was placed into three bronze oxen which were heated by fire. She was transferred from one to another, but miraculously she remained
uninjured. Thousands of idolaters embraced Christianity as a result
of this wondrous event. Sensing the approach of death, Numerian
instructed his eparch Babdonus to continue torturing the saint in
order to force her to sacrifice to idols. Once again, the tortures
were ineffective, and many people turned to Christ.
Christ's holy martyr then traveled to the city of Constantina, forty
miles northeast of Edessa. By 330, the Persian king Sapor II (309-379)
had heard of St. Irene's great miracles. To prevent her from winning
more people to Christ, she was arrested, beheaded, and then buried.
However, God sent an angel to raise her up again, and she went into
the city of Mesembria.
After seeing her alive and hearing her preach, the local king was
baptized with many of his subjects. Wishing to convert even more
pagans to Christianity, St. Irene went to Ephesus, where she taught
the people and performed many miracles. The Lord revealed to her that
the end of her life was approaching. Then St. Irene left the city
accompanied by six people, including her former teacher Apellian. On
the outskirts of the town, she found a new tomb in which no one had
ever been buried. After making the Sign of the Cross, she went inside, directing her companions to close the entrance to the cave with a
large stone, which they did. When Christians visited the cave four
days later, they did not find the body of the saint.
Apellian returned after only two days, and found the stone rolled away
and the tomb empty. Thus did God glorify St. Irene, who loved Him and
devoted her life to serving Him. Although many of these miracles may
seem improbable to those who are skeptical, nothing is impossible with
St. Irene led thousands of people to Christ through her preaching, and
by her example. The Church continues to honor her memory and to seek
her heavenly intercession.
The holy, glorious Great Martyr Irene is invoked by those wishing to
effect a swift and happy marriage. In Greece, she is also the patron
saint of policemen. St. Irene is also one of the 12 Virgin Martyrs who
appeared to St. Seraphim of Sarov (January 2) and the Diveyevo nun
Eupraxia on the Feast of the Annunciation in 1831. By her holy
prayers, may the Lord have mercy upon us and save us.
When you feel the assaults of passion and anger, then is the time to
be silent as Jesus was silent in the midst of His ignominies and
--St. Paul of the Cross
When you have done everything that was commanded you, say, "We are unprofitable servants." (Luke 17:10)
Prayer Before a Crucifix
O good Jesus, hide me within Thy wounds.
Behold, O good and sweetest Jesus,
before Thy Face I humbly kneel,
and with the greatest fervour of my soul I pray
and beseech Thee to fix deep in my heart lively sentiments
of faith, hope, and charity, with true contrition for my sins and
a most firm purpose of amendment, whilst I contemplate with
great sorrow and affection Thy five wounds and ponder them
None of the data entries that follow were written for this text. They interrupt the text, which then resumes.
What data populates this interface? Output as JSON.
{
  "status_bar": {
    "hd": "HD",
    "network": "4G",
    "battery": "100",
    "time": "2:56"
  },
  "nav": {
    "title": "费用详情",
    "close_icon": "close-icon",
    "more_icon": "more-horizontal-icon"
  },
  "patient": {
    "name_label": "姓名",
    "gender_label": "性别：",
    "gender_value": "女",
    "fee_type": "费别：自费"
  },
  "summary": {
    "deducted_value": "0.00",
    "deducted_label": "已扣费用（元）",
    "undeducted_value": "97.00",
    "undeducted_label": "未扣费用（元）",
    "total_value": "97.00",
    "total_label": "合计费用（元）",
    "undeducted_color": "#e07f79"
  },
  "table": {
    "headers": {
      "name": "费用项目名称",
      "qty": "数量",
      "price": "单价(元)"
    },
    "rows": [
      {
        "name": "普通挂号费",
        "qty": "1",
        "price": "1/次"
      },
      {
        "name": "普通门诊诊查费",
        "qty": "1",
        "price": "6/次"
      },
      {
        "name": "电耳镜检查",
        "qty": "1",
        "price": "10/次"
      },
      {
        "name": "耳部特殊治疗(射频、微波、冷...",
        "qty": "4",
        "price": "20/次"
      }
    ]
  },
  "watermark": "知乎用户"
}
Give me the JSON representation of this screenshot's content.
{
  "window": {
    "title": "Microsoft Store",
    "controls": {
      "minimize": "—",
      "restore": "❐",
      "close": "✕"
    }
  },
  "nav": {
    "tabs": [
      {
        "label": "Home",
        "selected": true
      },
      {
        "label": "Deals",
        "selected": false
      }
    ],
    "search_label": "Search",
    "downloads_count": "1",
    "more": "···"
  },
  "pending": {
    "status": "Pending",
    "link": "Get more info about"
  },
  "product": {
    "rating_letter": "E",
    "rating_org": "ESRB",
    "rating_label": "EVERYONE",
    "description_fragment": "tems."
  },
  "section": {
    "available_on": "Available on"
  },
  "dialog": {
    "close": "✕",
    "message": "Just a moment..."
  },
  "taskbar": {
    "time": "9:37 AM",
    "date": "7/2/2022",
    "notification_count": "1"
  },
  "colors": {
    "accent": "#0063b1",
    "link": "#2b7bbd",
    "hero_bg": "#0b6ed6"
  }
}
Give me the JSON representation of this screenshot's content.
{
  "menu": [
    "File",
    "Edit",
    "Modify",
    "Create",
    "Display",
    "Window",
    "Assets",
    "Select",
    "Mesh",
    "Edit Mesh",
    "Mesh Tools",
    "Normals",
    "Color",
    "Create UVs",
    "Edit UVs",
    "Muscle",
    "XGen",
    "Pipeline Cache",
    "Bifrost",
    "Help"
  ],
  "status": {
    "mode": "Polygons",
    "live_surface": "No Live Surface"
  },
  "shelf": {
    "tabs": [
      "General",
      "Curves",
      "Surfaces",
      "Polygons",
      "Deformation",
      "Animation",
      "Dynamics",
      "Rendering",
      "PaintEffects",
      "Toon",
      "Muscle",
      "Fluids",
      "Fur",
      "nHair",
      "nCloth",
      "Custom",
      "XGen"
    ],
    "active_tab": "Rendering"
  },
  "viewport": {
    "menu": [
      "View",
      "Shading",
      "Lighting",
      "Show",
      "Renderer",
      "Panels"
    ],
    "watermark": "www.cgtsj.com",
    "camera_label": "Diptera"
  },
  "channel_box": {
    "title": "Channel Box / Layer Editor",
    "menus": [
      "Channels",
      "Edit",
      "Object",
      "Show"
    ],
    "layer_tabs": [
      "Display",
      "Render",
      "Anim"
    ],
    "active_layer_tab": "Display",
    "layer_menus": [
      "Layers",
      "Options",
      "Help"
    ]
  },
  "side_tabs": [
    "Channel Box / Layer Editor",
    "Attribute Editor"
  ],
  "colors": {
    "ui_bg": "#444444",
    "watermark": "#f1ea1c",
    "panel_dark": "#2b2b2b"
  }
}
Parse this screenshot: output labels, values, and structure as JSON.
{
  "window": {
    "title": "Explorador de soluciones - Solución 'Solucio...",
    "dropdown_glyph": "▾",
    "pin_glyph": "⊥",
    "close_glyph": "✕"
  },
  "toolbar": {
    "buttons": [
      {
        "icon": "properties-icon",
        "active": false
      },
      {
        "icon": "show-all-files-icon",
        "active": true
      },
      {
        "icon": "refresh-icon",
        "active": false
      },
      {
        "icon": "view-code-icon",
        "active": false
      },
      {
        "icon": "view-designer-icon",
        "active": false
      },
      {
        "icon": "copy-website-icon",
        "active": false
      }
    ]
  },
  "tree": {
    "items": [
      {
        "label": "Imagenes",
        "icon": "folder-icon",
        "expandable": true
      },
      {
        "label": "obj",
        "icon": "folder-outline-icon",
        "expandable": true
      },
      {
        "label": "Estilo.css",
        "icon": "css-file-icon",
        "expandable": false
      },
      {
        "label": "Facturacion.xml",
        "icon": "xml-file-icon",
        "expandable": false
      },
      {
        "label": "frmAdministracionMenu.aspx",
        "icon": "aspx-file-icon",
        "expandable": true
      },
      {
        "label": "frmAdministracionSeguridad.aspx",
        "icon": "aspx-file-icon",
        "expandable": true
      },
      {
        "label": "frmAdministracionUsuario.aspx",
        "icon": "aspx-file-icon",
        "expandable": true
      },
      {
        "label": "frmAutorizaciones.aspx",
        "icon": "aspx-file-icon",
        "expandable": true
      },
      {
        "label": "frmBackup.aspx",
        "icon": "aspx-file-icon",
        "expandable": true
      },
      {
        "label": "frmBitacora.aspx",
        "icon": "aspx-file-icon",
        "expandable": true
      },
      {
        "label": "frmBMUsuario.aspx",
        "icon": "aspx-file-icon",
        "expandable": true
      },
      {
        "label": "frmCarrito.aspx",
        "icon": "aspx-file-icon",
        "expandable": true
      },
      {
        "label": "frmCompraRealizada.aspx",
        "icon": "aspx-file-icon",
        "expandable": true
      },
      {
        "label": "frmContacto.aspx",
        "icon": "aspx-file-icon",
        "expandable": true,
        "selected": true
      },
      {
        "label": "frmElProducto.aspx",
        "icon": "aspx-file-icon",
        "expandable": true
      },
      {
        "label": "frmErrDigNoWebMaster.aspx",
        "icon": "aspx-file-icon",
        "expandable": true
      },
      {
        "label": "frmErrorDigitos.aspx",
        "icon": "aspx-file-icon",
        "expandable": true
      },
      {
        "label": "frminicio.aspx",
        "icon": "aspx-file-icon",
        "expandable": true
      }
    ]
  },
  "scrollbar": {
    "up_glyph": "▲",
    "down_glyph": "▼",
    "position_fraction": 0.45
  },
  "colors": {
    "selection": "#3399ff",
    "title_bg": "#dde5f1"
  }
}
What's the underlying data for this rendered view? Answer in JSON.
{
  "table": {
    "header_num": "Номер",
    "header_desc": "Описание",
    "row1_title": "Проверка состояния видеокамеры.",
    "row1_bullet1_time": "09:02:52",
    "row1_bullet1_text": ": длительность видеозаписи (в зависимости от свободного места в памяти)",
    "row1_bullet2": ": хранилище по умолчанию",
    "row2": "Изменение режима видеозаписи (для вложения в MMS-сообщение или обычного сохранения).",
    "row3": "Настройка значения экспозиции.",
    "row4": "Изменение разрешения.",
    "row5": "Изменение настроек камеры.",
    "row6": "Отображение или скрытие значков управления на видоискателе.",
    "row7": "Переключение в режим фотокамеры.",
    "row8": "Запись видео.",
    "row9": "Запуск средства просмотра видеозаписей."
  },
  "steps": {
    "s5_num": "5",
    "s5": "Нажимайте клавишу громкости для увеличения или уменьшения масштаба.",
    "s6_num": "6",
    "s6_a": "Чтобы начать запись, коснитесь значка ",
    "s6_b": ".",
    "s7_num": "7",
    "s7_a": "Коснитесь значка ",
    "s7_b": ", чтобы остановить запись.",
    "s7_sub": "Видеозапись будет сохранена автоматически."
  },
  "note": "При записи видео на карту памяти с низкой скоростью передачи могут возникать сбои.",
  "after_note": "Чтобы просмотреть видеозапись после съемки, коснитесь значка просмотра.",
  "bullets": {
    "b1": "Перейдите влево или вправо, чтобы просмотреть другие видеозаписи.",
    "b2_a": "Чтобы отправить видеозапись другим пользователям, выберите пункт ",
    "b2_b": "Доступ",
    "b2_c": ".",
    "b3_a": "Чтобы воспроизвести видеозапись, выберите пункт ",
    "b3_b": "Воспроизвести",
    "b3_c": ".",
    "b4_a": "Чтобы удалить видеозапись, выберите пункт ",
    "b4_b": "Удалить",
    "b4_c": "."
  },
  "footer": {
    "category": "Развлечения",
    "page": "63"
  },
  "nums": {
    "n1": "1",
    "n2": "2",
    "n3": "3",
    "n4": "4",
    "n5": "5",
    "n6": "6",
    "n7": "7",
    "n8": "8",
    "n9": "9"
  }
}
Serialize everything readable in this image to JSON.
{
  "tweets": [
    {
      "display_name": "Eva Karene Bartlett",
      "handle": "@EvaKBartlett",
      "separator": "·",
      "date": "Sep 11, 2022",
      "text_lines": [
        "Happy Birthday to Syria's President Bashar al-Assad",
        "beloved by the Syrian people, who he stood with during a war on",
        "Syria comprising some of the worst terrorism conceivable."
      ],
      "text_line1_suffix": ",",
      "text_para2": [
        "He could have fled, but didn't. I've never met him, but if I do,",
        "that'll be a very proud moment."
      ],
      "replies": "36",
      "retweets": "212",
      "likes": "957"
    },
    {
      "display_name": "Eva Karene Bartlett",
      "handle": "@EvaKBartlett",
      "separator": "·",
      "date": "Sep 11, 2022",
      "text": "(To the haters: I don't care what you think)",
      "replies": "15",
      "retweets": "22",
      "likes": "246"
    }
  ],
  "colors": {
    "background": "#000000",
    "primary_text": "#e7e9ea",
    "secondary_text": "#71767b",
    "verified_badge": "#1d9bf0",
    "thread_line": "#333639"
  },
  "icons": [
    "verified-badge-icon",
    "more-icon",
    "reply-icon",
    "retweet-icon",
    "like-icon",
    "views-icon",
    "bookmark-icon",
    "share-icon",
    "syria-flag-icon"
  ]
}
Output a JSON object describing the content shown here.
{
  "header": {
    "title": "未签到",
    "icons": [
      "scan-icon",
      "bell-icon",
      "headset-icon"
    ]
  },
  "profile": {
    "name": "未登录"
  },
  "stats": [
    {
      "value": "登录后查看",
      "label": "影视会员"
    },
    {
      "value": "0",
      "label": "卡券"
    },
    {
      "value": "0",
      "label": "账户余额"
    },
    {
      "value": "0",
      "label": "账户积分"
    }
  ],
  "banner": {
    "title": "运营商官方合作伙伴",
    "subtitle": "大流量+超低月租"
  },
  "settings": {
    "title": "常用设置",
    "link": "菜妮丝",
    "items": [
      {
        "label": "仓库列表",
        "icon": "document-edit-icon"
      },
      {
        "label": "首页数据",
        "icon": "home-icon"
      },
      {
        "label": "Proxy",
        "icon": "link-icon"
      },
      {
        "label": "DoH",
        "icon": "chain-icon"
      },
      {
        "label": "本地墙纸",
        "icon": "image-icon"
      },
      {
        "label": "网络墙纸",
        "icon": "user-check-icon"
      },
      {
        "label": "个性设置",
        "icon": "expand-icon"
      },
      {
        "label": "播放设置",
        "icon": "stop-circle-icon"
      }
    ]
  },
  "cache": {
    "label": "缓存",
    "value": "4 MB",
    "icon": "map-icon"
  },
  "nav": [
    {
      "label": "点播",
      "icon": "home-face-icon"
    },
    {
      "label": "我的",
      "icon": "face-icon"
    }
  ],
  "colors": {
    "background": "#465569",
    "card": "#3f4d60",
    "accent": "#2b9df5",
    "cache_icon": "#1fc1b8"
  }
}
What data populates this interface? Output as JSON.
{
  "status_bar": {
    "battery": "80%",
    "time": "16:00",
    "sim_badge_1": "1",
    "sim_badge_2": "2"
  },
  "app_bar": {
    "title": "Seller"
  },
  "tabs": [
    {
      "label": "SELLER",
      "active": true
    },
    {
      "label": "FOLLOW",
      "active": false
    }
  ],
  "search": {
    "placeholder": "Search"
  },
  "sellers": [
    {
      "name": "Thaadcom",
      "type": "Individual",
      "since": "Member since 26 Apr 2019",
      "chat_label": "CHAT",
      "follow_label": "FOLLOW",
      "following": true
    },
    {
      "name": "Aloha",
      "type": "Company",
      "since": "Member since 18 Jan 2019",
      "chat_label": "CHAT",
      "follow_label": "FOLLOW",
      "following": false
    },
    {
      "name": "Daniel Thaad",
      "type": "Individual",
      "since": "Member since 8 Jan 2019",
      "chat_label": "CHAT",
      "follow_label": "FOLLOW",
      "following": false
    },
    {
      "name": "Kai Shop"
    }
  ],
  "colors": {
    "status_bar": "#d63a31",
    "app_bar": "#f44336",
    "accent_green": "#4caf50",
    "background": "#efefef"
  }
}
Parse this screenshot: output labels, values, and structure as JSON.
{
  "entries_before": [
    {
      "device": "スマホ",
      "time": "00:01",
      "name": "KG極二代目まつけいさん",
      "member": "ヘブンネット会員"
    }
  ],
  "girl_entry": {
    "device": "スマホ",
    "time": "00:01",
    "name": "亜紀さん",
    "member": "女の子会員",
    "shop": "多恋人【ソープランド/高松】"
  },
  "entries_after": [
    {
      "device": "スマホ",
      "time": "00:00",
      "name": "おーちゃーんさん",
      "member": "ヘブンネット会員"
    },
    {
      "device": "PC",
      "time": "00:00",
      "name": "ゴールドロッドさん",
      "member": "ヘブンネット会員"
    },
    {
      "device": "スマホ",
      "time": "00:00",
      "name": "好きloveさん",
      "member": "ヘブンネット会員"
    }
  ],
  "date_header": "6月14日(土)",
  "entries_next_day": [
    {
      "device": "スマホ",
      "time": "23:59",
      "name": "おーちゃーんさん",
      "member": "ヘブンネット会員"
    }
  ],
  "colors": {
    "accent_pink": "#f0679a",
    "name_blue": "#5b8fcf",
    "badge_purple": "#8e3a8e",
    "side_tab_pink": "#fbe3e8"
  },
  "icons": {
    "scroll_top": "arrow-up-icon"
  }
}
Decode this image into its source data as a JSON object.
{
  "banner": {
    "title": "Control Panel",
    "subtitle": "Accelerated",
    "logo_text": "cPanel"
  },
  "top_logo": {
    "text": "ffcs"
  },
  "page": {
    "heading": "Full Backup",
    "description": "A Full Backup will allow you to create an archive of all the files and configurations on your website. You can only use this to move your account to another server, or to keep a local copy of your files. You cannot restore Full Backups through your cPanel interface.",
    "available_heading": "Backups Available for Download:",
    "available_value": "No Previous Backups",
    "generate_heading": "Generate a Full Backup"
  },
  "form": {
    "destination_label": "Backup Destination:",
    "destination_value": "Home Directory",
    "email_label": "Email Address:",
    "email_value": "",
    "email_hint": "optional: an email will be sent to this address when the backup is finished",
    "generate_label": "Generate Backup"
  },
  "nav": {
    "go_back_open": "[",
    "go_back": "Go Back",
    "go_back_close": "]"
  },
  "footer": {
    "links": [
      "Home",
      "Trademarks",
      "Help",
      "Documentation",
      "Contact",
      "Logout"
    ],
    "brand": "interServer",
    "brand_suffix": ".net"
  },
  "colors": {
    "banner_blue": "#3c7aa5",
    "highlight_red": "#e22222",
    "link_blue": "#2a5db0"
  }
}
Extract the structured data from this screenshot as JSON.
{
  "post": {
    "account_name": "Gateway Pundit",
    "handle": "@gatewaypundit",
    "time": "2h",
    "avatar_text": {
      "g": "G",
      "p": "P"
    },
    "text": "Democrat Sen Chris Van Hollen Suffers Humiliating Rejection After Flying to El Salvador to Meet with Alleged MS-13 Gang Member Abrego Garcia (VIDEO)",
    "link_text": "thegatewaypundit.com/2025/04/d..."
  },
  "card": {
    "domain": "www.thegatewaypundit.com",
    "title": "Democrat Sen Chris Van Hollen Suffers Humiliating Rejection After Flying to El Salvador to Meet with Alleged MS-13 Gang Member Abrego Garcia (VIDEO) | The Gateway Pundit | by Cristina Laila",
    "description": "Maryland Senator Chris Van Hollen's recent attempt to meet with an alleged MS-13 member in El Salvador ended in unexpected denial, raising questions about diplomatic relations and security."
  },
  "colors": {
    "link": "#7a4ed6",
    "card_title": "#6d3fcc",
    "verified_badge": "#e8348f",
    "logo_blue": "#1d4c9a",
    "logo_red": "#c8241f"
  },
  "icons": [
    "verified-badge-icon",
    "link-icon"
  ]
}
over in my mind, having before my eyes the words which long
ago David the prophet spoke in Thy own person concerning
Thee, O good Jesus: "They have pierced My hands and My
feet, they have numbered all My bones."
Grant, O Lord Jesus Christ, that we who devoutly cherish
Thy wounds, having them impressed on our hearts,
may honour them by our actions and our life.